Taking his word for it might not seem like a lot to go on for the first Royals rookie pitcher to start a road playoff game.
But account for the awkwardness of being used in a different way and the moxie he’s routinely demonstrated (and had gobs of with seven shutout innings in a crucial game in Cleveland last week), and Ventura figures to have a reasonable chance to be himself tonight.
And that’s this: a composed 23-year-old who throws 100 mph fastballs and went 14-10 with a 3.20 ERA.
“When someone has as good stuff as he has and is able to throw strikes and command pitches, you should be confident no matter the situation,” teammate Jeremy Guthrie said last week. “And I think that’s the case for him.”
2. Ventura’s Path: If you’re wondering “where did they get that guy?” as then Texas-manager Ron Washington marveled after a spring training game, his story is testimony to an essential element of this Royals team: the rise, at last, of home-grown starting pitching and a deep investment in Latin American scouting.
And something to know about the Dominican-born Ventura is this: He started managing pressure when he was 14.
The story remains murky, in part because Ventura still prefers to make use of a translator.

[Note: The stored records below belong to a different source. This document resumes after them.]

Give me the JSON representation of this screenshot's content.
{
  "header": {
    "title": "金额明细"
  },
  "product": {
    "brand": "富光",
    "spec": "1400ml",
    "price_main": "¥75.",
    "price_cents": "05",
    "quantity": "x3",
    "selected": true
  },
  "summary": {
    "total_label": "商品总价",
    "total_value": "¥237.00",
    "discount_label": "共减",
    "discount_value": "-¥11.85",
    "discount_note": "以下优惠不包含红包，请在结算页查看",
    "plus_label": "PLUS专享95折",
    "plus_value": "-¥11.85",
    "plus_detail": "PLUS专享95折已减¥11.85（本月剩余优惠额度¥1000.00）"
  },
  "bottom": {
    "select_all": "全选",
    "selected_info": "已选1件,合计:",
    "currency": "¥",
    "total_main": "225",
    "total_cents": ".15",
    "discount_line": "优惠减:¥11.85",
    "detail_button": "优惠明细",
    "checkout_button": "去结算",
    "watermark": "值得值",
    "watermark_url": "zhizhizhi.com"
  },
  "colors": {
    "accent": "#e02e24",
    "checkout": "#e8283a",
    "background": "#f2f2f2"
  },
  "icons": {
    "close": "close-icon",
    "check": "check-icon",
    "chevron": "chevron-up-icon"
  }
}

But through some combination of wishing to provide for his divorced mother and believing he was being mistreated in school, that’s when Ventura dropped out of school and began working in construction, Royals assistant general manager for international operations Rene Francisco said in March.
This is a different sort of pressure, of course, but one way or another it also speaks to how Ventura had to grow up fast and why he’s wired to cope with challenges.
3. To Idle An Idol: Part of this pressure-cooker sensation for Ventura will be facing country man Albert Pujols, who has one hit in two career at-bats against him:
“It’s very special. … No. 1, I know what he’s done on the field. Tremendous credentials. But also I know what he’s done off the field (in terms of charity work). … He’s one of those guys that everybody idolizes, and we know how Albert Pujols is.
“But I also have a job to do tomorrow, and my job is to go out there and make pitches. And it’s necessary to get Albert Pujols out and compete against him.”
4. Scioscia’s Flashback: Every game generates its own tale, as the contrast between the Royals’ 9-8 win on Tuesday and 3-2 victory on Thursday reminded in many ways.
One of them: The Royals swiped a playoff record-tying seven bases on Tuesday and just one on Thursday.
But the threat of what Yost calls “havoc” always looms and dictates strategies and counter-strategies in the game within a game.
And there’s no doubt it weighs on Angels manager Mike Scioscia.
“One of their best tools is their ability to create in the base paths, and they do it as well as anybody,” he said before the game Thursday. “I mean, anybody I’ve seen. It’s reminiscent of the Cardinals back in ’85.”
Scioscia should know. He was the Dodgers catcher in that NLCS as the Cardinals scampered to the World Series won by the Royals.
“So even though their slugging percentage maybe isn’t with other clubs when you stack it up, the way they create on the bases adds a lot of situations and offsets some of (that lack of power) …
“You have to, obviously, pay attention to them.”
5. Comfort Food: Looking forward to seeing Alex Smith’s return to San Francisco on Sunday. Sure it will be emotional for Smith, but his move to Kansas City has proven compatible and beneficial for all parties.
And here’s betting he’ll be able to lock in just fine by compartmentalizing, as well-put by coach Andy Reid as he compared it to his return to Philadelphia last year.
“What I did, I just ordered a cheesesteak and then went and coached,” he said. “You focus in on what you do. All the distractions, going home and all that — it doesn’t mean anything. You’re there to play the game, and once you’ve said hi to your buddies it’s over. …
“You’re playing the game, that’s what you’re doing. You’ve got to prepare and you’ve got to go through all the steps here on Wednesday, Thursday, Friday, Saturday.
“That’s what it is. Everything else is kind of fluff.”
To reach Vahe Gregorian, call 816-234-4868 or send email to firstname.lastname@example.org. Follow him on Twitter at @vgregorian. For previous columns, go to KansasCity.com